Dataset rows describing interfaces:
= Beginning of Section =

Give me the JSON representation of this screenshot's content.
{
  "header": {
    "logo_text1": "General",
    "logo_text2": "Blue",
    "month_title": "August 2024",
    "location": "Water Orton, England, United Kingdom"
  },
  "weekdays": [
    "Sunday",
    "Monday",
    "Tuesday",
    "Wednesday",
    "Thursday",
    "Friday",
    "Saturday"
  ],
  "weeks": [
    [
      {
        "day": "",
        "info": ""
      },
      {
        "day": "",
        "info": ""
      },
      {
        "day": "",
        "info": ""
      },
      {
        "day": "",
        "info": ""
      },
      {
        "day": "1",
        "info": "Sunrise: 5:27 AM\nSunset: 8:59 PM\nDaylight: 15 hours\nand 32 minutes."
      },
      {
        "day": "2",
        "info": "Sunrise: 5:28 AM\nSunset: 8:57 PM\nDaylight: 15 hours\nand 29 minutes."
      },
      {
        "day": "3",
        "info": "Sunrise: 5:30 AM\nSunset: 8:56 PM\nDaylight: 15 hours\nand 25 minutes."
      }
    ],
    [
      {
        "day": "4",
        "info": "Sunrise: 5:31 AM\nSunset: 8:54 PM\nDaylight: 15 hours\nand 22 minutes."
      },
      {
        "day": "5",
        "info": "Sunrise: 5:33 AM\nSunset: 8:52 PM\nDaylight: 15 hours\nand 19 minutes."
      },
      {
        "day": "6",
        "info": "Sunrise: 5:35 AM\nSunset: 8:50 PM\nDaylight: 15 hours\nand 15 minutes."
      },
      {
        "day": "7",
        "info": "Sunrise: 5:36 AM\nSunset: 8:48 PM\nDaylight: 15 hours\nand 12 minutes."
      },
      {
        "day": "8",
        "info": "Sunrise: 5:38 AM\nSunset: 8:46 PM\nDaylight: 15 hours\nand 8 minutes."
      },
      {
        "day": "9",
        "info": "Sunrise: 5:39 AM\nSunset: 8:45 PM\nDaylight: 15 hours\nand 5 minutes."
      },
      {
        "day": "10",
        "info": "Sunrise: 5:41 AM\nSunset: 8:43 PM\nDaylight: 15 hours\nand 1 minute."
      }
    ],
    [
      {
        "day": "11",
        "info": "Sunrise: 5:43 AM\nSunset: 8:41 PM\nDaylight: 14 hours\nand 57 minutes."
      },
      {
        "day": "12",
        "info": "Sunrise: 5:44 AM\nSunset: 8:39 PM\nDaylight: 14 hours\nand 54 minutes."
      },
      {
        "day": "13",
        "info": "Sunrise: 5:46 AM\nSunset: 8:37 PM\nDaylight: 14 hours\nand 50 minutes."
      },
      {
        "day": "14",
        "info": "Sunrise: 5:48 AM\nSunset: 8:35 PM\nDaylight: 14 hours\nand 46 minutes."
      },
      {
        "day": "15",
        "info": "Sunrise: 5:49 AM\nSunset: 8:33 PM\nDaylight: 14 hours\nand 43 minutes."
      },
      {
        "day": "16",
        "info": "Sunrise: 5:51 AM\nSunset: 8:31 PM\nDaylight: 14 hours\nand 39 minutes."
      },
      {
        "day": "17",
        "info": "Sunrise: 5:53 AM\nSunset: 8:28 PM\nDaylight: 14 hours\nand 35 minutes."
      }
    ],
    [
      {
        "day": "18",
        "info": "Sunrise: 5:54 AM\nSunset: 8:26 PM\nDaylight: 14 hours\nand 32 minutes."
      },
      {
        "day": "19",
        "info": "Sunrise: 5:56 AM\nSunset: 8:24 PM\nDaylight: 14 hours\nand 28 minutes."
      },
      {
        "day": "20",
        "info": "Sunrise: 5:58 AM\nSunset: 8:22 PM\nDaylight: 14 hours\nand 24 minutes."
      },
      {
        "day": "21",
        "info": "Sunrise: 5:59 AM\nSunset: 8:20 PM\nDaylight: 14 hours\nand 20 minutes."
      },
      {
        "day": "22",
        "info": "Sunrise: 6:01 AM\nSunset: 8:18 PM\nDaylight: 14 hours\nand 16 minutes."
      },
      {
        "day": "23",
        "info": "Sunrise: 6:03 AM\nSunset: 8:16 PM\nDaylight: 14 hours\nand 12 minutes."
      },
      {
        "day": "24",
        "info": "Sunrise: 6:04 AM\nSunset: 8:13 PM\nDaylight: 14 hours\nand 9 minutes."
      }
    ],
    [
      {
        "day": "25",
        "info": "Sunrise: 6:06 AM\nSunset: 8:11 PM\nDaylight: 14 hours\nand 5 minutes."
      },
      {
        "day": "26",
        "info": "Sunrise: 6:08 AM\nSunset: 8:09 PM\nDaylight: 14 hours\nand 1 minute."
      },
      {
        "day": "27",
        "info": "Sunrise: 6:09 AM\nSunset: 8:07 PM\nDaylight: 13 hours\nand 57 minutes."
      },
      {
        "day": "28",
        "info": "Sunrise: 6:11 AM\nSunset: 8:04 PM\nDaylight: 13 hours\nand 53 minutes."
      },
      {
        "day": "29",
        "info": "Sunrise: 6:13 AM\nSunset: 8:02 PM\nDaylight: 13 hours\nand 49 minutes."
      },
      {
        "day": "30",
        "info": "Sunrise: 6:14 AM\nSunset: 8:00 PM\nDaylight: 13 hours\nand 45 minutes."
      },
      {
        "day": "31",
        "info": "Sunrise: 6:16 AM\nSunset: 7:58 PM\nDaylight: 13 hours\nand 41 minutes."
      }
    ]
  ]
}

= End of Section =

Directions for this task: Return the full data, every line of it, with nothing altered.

Answer for this exercise:
Give me the JSON representation of this screenshot's content.
{
  "header": {
    "logo_text1": "General",
    "logo_text2": "Blue",
    "month_title": "August 2024",
    "location": "Water Orton, England, United Kingdom"
  },
  "weekdays": [
    "Sunday",
    "Monday",
    "Tuesday",
    "Wednesday",
    "Thursday",
    "Friday",
    "Saturday"
  ],
  "weeks": [
    [
      {
        "day": "",
        "info": ""
      },
      {
        "day": "",
        "info": ""
      },
      {
        "day": "",
        "info": ""
      },
      {
        "day": "",
        "info": ""
      },
      {
        "day": "1",
        "info": "Sunrise: 5:27 AM\nSunset: 8:59 PM\nDaylight: 15 hours\nand 32 minutes."
      },
      {
        "day": "2",
        "info": "Sunrise: 5:28 AM\nSunset: 8:57 PM\nDaylight: 15 hours\nand 29 minutes."
      },
      {
        "day": "3",
        "info": "Sunrise: 5:30 AM\nSunset: 8:56 PM\nDaylight: 15 hours\nand 25 minutes."
      }
    ],
    [
      {
        "day": "4",
        "info": "Sunrise: 5:31 AM\nSunset: 8:54 PM\nDaylight: 15 hours\nand 22 minutes."
      },
      {
        "day": "5",
        "info": "Sunrise: 5:33 AM\nSunset: 8:52 PM\nDaylight: 15 hours\nand 19 minutes."
      },
      {
        "day": "6",
        "info": "Sunrise: 5:35 AM\nSunset: 8:50 PM\nDaylight: 15 hours\nand 15 minutes."
      },
      {
        "day": "7",
        "info": "Sunrise: 5:36 AM\nSunset: 8:48 PM\nDaylight: 15 hours\nand 12 minutes."
      },
      {
        "day": "8",
        "info": "Sunrise: 5:38 AM\nSunset: 8:46 PM\nDaylight: 15 hours\nand 8 minutes."
      },
      {
        "day": "9",
        "info": "Sunrise: 5:39 AM\nSunset: 8:45 PM\nDaylight: 15 hours\nand 5 minutes."
      },
      {
        "day": "10",
        "info": "Sunrise: 5:41 AM\nSunset: 8:43 PM\nDaylight: 15 hours\nand 1 minute."
      }
    ],
    [
      {
        "day": "11",
        "info": "Sunrise: 5:43 AM\nSunset: 8:41 PM\nDaylight: 14 hours\nand 57 minutes."
      },
      {
        "day": "12",
        "info": "Sunrise: 5:44 AM\nSunset: 8:39 PM\nDaylight: 14 hours\nand 54 minutes."
      },
      {
        "day": "13",
        "info": "Sunrise: 5:46 AM\nSunset: 8:37 PM\nDaylight: 14 hours\nand 50 minutes."
      },
      {
        "day": "14",
        "info": "Sunrise: 5:48 AM\nSunset: 8:35 PM\nDaylight: 14 hours\nand 46 minutes."
      },
      {
        "day": "15",
        "info": "Sunrise: 5:49 AM\nSunset: 8:33 PM\nDaylight: 14 hours\nand 43 minutes."
      },
      {
        "day": "16",
        "info": "Sunrise: 5:51 AM\nSunset: 8:31 PM\nDaylight: 14 hours\nand 39 minutes."
      },
      {
        "day": "17",
        "info": "Sunrise: 5:53 AM\nSunset: 8:28 PM\nDaylight: 14 hours\nand 35 minutes."
      }
    ],
    [
      {
        "day": "18",
        "info": "Sunrise: 5:54 AM\nSunset: 8:26 PM\nDaylight: 14 hours\nand 32 minutes."
      },
      {
        "day": "19",
        "info": "Sunrise: 5:56 AM\nSunset: 8:24 PM\nDaylight: 14 hours\nand 28 minutes."
      },
      {
        "day": "20",
        "info": "Sunrise: 5:58 AM\nSunset: 8:22 PM\nDaylight: 14 hours\nand 24 minutes."
      },
      {
        "day": "21",
        "info": "Sunrise: 5:59 AM\nSunset: 8:20 PM\nDaylight: 14 hours\nand 20 minutes."
      },
      {
        "day": "22",
        "info": "Sunrise: 6:01 AM\nSunset: 8:18 PM\nDaylight: 14 hours\nand 16 minutes."
      },
      {
        "day": "23",
        "info": "Sunrise: 6:03 AM\nSunset: 8:16 PM\nDaylight: 14 hours\nand 12 minutes."
      },
      {
        "day": "24",
        "info": "Sunrise: 6:04 AM\nSunset: 8:13 PM\nDaylight: 14 hours\nand 9 minutes."
      }
    ],
    [
      {
        "day": "25",
        "info": "Sunrise: 6:06 AM\nSunset: 8:11 PM\nDaylight: 14 hours\nand 5 minutes."
      },
      {
        "day": "26",
        "info": "Sunrise: 6:08 AM\nSunset: 8:09 PM\nDaylight: 14 hours\nand 1 minute."
      },
      {
        "day": "27",
        "info": "Sunrise: 6:09 AM\nSunset: 8:07 PM\nDaylight: 13 hours\nand 57 minutes."
      },
      {
        "day": "28",
        "info": "Sunrise: 6:11 AM\nSunset: 8:04 PM\nDaylight: 13 hours\nand 53 minutes."
      },
      {
        "day": "29",
        "info": "Sunrise: 6:13 AM\nSunset: 8:02 PM\nDaylight: 13 hours\nand 49 minutes."
      },
      {
        "day": "30",
        "info": "Sunrise: 6:14 AM\nSunset: 8:00 PM\nDaylight: 13 hours\nand 45 minutes."
      },
      {
        "day": "31",
        "info": "Sunrise: 6:16 AM\nSunset: 7:58 PM\nDaylight: 13 hours\nand 41 minutes."
      }
    ]
  ]
}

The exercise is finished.